EXTRACTED ENTRIES START

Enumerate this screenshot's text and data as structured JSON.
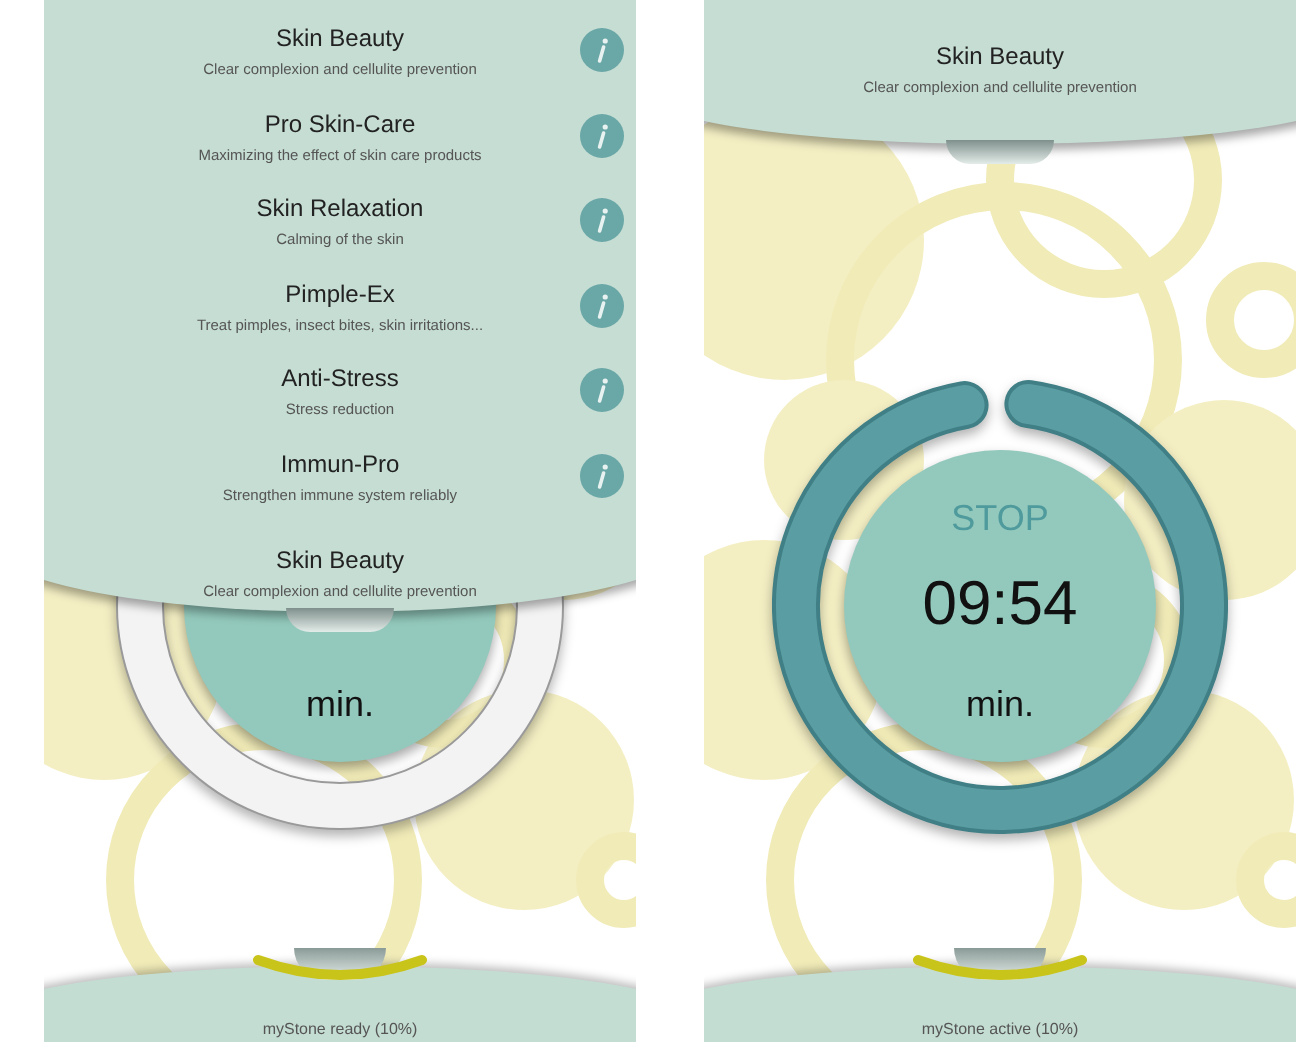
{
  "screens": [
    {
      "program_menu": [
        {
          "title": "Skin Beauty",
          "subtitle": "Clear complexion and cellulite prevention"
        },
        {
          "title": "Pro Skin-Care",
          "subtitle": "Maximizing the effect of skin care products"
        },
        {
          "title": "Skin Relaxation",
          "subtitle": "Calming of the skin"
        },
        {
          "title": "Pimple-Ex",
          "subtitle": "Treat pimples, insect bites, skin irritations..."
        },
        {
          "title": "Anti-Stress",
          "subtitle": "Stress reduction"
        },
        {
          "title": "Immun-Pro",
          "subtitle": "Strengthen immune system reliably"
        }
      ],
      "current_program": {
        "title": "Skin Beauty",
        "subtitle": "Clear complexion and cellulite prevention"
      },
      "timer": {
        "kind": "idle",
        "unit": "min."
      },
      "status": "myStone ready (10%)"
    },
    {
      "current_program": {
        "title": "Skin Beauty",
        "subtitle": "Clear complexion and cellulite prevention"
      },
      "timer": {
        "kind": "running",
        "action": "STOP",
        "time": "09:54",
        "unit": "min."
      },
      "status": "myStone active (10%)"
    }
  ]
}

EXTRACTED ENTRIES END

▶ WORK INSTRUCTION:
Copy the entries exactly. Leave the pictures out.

▶ TASK SOLUTION:
Enumerate this screenshot's text and data as structured JSON.
{
  "screens": [
    {
      "program_menu": [
        {
          "title": "Skin Beauty",
          "subtitle": "Clear complexion and cellulite prevention"
        },
        {
          "title": "Pro Skin-Care",
          "subtitle": "Maximizing the effect of skin care products"
        },
        {
          "title": "Skin Relaxation",
          "subtitle": "Calming of the skin"
        },
        {
          "title": "Pimple-Ex",
          "subtitle": "Treat pimples, insect bites, skin irritations..."
        },
        {
          "title": "Anti-Stress",
          "subtitle": "Stress reduction"
        },
        {
          "title": "Immun-Pro",
          "subtitle": "Strengthen immune system reliably"
        }
      ],
      "current_program": {
        "title": "Skin Beauty",
        "subtitle": "Clear complexion and cellulite prevention"
      },
      "timer": {
        "kind": "idle",
        "unit": "min."
      },
      "status": "myStone ready (10%)"
    },
    {
      "current_program": {
        "title": "Skin Beauty",
        "subtitle": "Clear complexion and cellulite prevention"
      },
      "timer": {
        "kind": "running",
        "action": "STOP",
        "time": "09:54",
        "unit": "min."
      },
      "status": "myStone active (10%)"
    }
  ]
}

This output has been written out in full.